Kahina the Warrior Queen (Public Domain)
The city was at some point abandoned before or during the Arab invasions in the seventh century. However, there is speculation that a legendary Romano-Berber Warrior Queen, Kahina who fought the Muslims, ordered the city to be destroyed and abandoned. She was famed for her beauty and many believed that she was a prophetess. Though outnumbered for many years before her defeat and death, she resisted the Arabs heroically.
The Most Famous Son of Madauros
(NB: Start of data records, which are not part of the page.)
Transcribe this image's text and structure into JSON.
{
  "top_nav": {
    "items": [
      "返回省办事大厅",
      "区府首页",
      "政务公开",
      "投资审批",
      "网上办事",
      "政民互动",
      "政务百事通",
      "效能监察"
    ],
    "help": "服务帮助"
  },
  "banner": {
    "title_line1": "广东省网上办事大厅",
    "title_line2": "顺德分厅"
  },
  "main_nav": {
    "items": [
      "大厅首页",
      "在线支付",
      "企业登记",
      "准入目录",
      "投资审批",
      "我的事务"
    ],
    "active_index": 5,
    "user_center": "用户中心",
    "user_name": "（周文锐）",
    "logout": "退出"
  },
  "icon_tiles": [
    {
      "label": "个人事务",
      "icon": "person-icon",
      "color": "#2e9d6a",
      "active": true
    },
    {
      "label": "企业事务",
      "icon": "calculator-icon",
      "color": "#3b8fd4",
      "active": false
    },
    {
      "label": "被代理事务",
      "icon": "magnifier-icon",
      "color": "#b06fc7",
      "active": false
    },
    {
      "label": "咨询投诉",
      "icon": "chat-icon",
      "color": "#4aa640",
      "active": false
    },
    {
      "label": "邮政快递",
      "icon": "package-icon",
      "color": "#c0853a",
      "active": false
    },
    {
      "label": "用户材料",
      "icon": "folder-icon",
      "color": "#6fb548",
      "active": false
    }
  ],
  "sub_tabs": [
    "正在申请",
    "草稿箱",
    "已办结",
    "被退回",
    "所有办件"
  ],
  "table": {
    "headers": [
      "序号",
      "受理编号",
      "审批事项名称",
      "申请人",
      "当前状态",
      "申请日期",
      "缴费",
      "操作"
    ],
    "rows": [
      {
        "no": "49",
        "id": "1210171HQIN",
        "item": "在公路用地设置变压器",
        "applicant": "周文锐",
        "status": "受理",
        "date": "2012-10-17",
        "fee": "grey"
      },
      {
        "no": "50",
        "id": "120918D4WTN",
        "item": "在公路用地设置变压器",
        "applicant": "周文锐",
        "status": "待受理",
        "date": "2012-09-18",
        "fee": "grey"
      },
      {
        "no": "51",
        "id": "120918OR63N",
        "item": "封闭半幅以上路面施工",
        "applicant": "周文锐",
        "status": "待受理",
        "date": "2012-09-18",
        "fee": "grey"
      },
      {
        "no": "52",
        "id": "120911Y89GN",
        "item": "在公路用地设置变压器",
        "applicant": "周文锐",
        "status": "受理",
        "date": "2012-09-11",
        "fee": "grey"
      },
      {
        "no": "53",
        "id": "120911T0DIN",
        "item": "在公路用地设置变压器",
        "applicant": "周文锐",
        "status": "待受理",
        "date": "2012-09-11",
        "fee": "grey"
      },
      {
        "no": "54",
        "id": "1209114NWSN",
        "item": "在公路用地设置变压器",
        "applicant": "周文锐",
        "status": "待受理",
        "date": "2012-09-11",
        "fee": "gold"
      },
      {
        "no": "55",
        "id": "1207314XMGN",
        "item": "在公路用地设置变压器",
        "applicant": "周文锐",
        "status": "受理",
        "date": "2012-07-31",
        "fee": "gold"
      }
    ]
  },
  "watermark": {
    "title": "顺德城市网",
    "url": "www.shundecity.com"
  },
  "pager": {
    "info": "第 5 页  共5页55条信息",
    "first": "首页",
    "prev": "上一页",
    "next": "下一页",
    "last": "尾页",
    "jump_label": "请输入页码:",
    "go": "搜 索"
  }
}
The city was something of a cultural center and it has been claimed that St Augustine, one of the most important Christian theologians, studied in Madauros. It was an episcopal see and became an important Christian center - the city’s bishops played a very important role in the development of the Christian Church in North Africa.
The most famous son of Madauros is Apuleius, who was born and received his early education there. He wrote the celebrated Roman novel, The Golden Ass, which is still studied and read today.
Cupid And Psyche: A Mythological Tale, From The Golden Ass Of Apuleius (Public Domain)
Those who wish to visit the site may have to rent a car or hire a taxi as any other way in is very difficult.
Top image: Madauros Source: Expert Algeria
By Ed Whelan